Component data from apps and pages
┌──
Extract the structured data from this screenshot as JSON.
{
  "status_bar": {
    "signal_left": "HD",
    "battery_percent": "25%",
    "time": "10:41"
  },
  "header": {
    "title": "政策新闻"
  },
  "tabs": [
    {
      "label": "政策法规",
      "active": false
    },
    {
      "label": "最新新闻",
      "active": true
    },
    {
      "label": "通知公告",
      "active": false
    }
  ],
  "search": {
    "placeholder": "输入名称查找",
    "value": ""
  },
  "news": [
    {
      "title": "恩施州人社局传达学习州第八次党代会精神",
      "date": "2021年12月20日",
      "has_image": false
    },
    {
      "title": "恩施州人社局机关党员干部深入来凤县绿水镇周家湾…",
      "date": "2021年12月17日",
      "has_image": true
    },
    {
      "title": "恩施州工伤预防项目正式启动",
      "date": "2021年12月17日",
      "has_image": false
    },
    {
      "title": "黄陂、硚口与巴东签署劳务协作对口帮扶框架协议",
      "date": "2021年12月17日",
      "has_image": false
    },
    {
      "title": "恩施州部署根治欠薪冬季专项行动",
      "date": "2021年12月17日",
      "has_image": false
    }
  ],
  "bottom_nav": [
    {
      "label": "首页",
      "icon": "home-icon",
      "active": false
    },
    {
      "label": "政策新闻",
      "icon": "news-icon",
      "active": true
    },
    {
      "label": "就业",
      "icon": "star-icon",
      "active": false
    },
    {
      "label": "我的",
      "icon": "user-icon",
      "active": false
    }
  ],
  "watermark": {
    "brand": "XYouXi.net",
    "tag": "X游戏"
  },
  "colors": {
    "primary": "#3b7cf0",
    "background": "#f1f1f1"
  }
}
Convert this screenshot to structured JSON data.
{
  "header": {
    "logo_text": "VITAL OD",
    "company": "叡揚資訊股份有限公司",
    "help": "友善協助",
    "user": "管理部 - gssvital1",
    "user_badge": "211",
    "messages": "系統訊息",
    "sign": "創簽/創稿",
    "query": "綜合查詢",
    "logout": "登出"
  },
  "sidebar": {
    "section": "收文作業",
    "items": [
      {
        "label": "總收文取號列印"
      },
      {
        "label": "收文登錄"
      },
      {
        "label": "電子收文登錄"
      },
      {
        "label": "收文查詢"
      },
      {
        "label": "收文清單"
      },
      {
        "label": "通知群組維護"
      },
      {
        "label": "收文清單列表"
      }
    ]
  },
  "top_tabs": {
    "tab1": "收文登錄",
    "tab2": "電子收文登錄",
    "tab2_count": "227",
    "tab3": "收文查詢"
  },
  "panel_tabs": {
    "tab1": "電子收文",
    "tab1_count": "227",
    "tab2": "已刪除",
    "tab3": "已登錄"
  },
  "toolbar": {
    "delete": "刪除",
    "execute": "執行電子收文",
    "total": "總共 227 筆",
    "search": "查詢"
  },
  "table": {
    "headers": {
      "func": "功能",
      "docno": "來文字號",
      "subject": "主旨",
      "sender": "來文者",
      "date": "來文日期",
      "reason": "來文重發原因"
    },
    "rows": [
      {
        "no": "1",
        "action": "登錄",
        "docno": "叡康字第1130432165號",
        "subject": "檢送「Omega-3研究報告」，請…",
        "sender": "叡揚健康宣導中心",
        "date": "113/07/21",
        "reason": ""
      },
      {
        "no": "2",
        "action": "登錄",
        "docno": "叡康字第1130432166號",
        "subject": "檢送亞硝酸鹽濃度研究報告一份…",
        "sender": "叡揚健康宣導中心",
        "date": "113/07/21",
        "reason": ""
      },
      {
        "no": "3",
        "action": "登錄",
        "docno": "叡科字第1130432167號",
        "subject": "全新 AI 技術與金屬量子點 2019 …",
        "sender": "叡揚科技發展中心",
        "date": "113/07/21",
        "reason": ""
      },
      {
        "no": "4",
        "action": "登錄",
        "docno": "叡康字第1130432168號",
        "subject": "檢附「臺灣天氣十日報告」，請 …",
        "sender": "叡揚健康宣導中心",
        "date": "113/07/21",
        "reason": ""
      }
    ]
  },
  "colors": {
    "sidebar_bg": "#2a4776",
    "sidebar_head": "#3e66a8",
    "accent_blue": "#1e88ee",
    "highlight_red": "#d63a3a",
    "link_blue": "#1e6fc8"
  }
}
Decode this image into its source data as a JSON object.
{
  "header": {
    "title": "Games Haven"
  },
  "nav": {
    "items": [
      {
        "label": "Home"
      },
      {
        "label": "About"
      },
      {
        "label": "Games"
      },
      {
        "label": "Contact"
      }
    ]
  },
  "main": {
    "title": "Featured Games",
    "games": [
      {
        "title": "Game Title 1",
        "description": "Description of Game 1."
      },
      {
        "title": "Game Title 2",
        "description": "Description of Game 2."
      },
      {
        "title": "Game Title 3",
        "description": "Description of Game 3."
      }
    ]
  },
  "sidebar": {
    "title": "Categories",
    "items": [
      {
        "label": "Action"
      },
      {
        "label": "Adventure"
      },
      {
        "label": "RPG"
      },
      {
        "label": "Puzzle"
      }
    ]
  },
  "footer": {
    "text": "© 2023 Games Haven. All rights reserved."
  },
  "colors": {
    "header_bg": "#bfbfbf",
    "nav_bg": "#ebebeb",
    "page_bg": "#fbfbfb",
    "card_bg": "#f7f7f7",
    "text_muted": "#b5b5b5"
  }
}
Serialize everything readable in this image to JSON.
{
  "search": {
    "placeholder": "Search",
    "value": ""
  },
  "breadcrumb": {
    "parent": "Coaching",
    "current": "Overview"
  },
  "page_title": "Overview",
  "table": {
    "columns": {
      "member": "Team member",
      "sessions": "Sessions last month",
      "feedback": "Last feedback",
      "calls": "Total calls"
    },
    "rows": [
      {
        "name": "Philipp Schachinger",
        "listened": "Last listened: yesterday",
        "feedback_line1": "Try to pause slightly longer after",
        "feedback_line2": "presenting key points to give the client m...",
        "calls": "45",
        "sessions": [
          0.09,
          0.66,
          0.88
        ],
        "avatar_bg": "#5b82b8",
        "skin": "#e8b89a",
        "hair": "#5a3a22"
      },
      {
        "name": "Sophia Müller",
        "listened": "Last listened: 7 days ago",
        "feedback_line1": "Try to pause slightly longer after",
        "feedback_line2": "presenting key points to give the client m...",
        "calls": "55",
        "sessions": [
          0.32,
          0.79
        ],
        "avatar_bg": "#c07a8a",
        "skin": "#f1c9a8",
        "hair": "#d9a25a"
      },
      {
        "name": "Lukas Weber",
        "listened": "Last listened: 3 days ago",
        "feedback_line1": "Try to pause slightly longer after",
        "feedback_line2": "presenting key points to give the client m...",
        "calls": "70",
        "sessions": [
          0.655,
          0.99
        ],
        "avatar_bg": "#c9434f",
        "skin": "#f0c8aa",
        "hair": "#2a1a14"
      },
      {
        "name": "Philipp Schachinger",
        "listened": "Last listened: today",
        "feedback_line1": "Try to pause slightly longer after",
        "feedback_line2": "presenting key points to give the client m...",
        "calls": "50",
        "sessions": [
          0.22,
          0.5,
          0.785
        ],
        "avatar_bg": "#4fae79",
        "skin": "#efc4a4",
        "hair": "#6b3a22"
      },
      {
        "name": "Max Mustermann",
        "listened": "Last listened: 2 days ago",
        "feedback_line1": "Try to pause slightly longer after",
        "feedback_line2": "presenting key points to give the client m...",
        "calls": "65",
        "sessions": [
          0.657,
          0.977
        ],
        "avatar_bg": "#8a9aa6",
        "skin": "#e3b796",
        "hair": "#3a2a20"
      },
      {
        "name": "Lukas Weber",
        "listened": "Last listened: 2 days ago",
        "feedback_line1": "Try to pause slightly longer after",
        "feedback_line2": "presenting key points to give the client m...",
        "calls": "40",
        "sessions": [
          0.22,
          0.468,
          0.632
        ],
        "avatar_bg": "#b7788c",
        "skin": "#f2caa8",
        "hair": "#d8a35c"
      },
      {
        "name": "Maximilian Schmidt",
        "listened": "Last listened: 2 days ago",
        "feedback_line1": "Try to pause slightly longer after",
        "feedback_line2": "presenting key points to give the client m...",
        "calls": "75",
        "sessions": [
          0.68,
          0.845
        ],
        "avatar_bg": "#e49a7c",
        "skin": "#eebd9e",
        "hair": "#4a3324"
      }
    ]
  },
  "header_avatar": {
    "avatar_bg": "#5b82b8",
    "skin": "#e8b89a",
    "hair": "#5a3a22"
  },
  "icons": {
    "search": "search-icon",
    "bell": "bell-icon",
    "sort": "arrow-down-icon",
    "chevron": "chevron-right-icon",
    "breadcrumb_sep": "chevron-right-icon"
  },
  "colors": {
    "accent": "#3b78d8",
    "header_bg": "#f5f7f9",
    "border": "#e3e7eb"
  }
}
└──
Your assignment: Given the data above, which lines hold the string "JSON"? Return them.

Completed task:
Extract the structured data from this screenshot as JSON.
Convert this screenshot to structured JSON data.
Decode this image into its source data as a JSON object.
Serialize everything readable in this image to JSON.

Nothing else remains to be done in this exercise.